“Deer are on the move so a lot of hunters think now’s the time to just sit in a good spot and wait for ol’ big boy to come along so he can crush him, and certainly a lot of deer are killed that way. But I think this is the best time to crank it up and really make something happen,” said Waddell. “There is a three- to six-day window just before breeding where you want to be as aggressive as possible.”
Deer are running around like crazy right now, looking for hot does and ready to fight challengers, so the longtime deer hunter argues that it’s also the best time to decoy and call deer into easy range.
“I love a decoy during the pre-rut as it gives a crazed buck something to visually focus on as he comes to your calls,” Waddell said. He notes that hunters should never go into the woods without a call, particularly a grunt tube and rattling antlers or a rattling bag, at this time of the season. Estrous deer bleats can also produce, particularly when hunting bucks that are not as aggressive as others.
Waddell sets his decoy up in the open about 20 to 30 yards from his stand if hunting with a bow and within 50 to 70 yards with a rifle. Buck decoys work best as deer are more easily drawn to challengers at this time than they are to a doe, despite the fact that they are in search of breeding females.
He’ll then work at rattling one up with a series of rattles that typically last a few minutes in sequence.
“Like anything, it doesn’t always work, but when it does, it can bring a buck running, so you want to have your gun or bow ready and stay alert,” he said. If he spies a buck cruising within easy hearing distance, he’ll hit it with a grunt or two until he catches the buck’s attention. That’s usually enough to bring it in closer.
The Killingest Call

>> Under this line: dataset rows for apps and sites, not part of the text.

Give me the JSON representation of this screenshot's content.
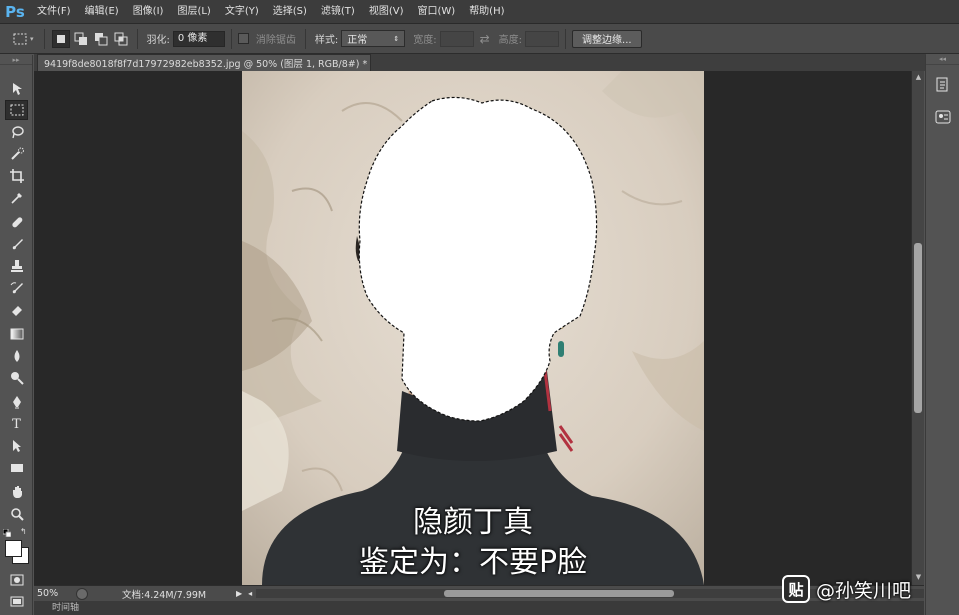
{
  "app": {
    "logo": "Ps",
    "menu": [
      "文件(F)",
      "编辑(E)",
      "图像(I)",
      "图层(L)",
      "文字(Y)",
      "选择(S)",
      "滤镜(T)",
      "视图(V)",
      "窗口(W)",
      "帮助(H)"
    ]
  },
  "options": {
    "feather_label": "羽化:",
    "feather_value": "0 像素",
    "antialias_label": "消除锯齿",
    "style_label": "样式:",
    "style_value": "正常",
    "width_label": "宽度:",
    "height_label": "高度:",
    "refine_edge_button": "调整边缘..."
  },
  "document": {
    "tab_title": "9419f8de8018f8f7d17972982eb8352.jpg @ 50% (图层 1, RGB/8#) *",
    "tab_close": "×"
  },
  "image_text": {
    "line1": "隐颜丁真",
    "line2": "鉴定为：不要P脸"
  },
  "status": {
    "zoom": "50%",
    "doc_info": "文档:4.24M/7.99M"
  },
  "timeline": {
    "label": "时间轴"
  },
  "watermark": {
    "logo": "贴",
    "text": "@孙笑川吧"
  },
  "colors": {
    "foreground": "#ffffff",
    "background": "#ffffff",
    "ps_logo": "#5ab4f0"
  },
  "tools": [
    "move-tool-icon",
    "marquee-tool-icon",
    "lasso-tool-icon",
    "quick-selection-tool-icon",
    "crop-tool-icon",
    "eyedropper-tool-icon",
    "spot-healing-tool-icon",
    "brush-tool-icon",
    "clone-stamp-tool-icon",
    "history-brush-tool-icon",
    "eraser-tool-icon",
    "gradient-tool-icon",
    "blur-tool-icon",
    "dodge-tool-icon",
    "pen-tool-icon",
    "type-tool-icon",
    "path-selection-tool-icon",
    "rectangle-tool-icon",
    "hand-tool-icon",
    "zoom-tool-icon"
  ]
}
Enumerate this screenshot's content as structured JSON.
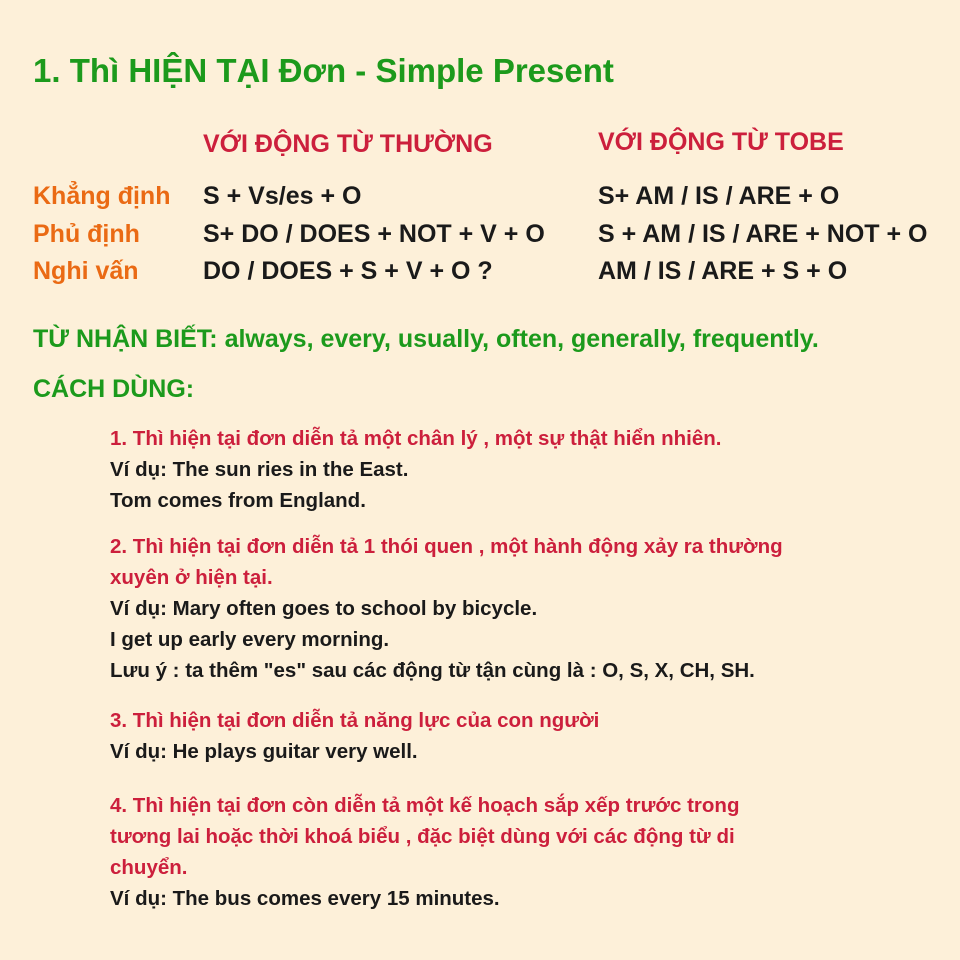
{
  "title": "1. Thì HIỆN TẠI Đơn - Simple Present",
  "table": {
    "headers": [
      "VỚI ĐỘNG TỪ THƯỜNG",
      "VỚI ĐỘNG TỪ TOBE"
    ],
    "rows": [
      {
        "label": "Khẳng định",
        "regular": "S + Vs/es + O",
        "tobe": "S+ AM / IS / ARE + O"
      },
      {
        "label": "Phủ định",
        "regular": "S+ DO / DOES + NOT + V + O",
        "tobe": "S + AM / IS / ARE + NOT + O"
      },
      {
        "label": "Nghi vấn",
        "regular": "DO / DOES + S + V + O ?",
        "tobe": "AM / IS / ARE + S + O"
      }
    ]
  },
  "signal_words": "TỪ NHẬN BIẾT: always, every, usually, often, generally, frequently.",
  "usage_heading": "CÁCH DÙNG:",
  "usages": [
    {
      "heading": [
        "1. Thì hiện tại đơn diễn tả một chân lý , một sự thật hiển nhiên."
      ],
      "lines": [
        "Ví dụ: The sun ries in the East.",
        "Tom comes from England."
      ]
    },
    {
      "heading": [
        "2. Thì hiện tại đơn diễn tả 1 thói quen , một hành động xảy ra thường",
        "xuyên ở hiện tại."
      ],
      "lines": [
        "Ví dụ: Mary often goes to school by bicycle.",
        "I get up early every morning.",
        "Lưu ý : ta thêm \"es\" sau các động từ tận cùng là : O, S, X, CH, SH."
      ]
    },
    {
      "heading": [
        "3. Thì hiện tại đơn diễn tả năng lực của con người"
      ],
      "lines": [
        "Ví dụ: He plays guitar very well."
      ]
    },
    {
      "heading": [
        "4. Thì hiện tại đơn còn diễn tả một kế hoạch sắp xếp trước trong",
        "tương lai hoặc thời khoá biểu , đặc biệt dùng với các động từ di",
        "chuyển."
      ],
      "lines": [
        "Ví dụ: The bus comes every 15 minutes."
      ]
    }
  ],
  "colors": {
    "background": "#fdf0d9",
    "green": "#1c9a1c",
    "red": "#cc1f3c",
    "orange": "#ea6a14",
    "text": "#1a1a1a"
  }
}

“I use a snort-wheeze all the time during the rut. It is the killingest call you can use,” Waddell said, recalling a recent hunt where he scored on a 4 ½-year-old 10 point. “He came from 100 yards to within 40, got suspicious of my decoy and was leaving. I could see his butt just turned to me when I snort-wheezed. Man, he wheeled around and came charging right on. I love that call.”
Deep Cover Feed
“The peak of the rut can actually be the hardest time to kill a big buck,” Waddell said. “It can also translate into some of the slowest, most boring hunting of the season, but you can still score if you pull away from the feeders and food plots.”
Bucks may hang tight to a hot doe for a couple of days waiting for his chance, but in that time, Waddell says that does are still going to want to eat, even if the buck is interested in only one thing. For that reason, Waddell seeks out heavy cover close to deep woods or unexposed feeding areas such as a stand of oaks bordering a thick, gnarly cutover and waits for the deer to slip to the feed just before dark or catch them at first light.
“If you catch a buck locked on a doe, this is when you are going to have to put your stalking skills to the test. Use the wind, take your time and try your best to slip in on him,” Waddell said. “He’s still focused on her so he won’t be as alert as you’d expect. It’s your best bet now since you’re definitely not going to call him away from that hot doe.